Exercise objective: Filter the entries for the word "title". Copy each line that has it.

Exercise data:
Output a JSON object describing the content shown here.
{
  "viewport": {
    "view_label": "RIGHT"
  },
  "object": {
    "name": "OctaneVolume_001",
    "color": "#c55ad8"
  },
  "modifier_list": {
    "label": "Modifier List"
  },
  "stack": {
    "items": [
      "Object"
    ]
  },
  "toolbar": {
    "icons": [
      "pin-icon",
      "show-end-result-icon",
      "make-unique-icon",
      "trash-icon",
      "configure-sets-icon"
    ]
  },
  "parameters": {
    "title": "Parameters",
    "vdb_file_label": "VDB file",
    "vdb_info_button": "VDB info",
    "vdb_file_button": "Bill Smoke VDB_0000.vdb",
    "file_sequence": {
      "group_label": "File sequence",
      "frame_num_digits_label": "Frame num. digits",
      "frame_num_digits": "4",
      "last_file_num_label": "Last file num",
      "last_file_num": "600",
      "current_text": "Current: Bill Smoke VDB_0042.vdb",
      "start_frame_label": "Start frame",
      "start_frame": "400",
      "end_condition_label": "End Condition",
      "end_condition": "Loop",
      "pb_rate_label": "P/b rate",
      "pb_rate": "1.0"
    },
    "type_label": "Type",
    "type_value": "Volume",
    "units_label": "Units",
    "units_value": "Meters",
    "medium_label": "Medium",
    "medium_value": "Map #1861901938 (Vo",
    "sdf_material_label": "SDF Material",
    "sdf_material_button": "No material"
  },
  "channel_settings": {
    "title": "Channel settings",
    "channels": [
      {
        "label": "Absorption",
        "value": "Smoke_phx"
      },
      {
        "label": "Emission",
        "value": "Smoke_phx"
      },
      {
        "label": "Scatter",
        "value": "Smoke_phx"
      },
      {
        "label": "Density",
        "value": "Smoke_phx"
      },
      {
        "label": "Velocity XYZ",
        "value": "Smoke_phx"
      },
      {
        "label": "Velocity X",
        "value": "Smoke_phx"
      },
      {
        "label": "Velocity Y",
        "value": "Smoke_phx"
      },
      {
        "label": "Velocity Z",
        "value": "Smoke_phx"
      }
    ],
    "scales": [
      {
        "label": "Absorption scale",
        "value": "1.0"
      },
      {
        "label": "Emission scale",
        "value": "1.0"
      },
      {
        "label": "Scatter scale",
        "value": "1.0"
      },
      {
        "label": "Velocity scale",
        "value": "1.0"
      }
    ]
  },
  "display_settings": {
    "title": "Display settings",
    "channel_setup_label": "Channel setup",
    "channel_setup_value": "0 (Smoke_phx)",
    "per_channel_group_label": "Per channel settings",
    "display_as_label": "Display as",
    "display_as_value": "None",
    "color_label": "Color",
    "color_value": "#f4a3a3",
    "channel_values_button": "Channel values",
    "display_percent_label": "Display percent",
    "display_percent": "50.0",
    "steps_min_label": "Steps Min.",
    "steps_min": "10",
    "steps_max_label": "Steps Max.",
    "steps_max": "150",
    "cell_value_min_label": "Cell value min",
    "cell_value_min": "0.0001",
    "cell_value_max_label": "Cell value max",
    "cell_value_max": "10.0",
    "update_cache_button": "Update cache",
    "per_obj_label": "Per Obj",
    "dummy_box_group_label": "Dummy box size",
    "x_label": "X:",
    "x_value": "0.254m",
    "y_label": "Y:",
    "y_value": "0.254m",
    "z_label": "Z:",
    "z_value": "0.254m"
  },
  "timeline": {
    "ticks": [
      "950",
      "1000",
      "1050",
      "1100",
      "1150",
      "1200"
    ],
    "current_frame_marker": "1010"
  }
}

Answer box:
    "title": "Parameters",
    "title": "Channel settings",
    "title": "Display settings",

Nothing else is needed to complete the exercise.